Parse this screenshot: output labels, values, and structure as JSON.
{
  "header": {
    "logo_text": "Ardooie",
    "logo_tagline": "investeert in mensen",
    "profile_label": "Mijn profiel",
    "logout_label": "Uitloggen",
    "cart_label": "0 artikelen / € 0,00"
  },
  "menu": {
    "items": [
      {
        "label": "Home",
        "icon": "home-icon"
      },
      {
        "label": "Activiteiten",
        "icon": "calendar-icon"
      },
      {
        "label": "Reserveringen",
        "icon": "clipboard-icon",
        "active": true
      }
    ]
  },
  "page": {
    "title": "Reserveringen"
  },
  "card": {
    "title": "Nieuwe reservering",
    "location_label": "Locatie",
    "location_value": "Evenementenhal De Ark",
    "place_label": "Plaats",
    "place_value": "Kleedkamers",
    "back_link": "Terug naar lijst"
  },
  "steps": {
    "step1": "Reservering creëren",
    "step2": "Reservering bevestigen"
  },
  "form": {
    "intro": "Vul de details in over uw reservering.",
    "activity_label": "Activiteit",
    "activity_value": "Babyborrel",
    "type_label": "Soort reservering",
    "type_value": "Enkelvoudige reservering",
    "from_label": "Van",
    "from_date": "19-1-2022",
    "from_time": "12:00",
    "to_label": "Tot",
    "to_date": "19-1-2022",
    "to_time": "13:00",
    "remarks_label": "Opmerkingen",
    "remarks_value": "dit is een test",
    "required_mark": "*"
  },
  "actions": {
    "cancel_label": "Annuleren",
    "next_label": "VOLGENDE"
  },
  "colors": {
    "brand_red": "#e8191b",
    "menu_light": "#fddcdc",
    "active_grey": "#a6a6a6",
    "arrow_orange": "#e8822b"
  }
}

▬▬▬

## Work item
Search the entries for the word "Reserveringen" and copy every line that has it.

## Final answer
        "label": "Reserveringen",
    "title": "Reserveringen"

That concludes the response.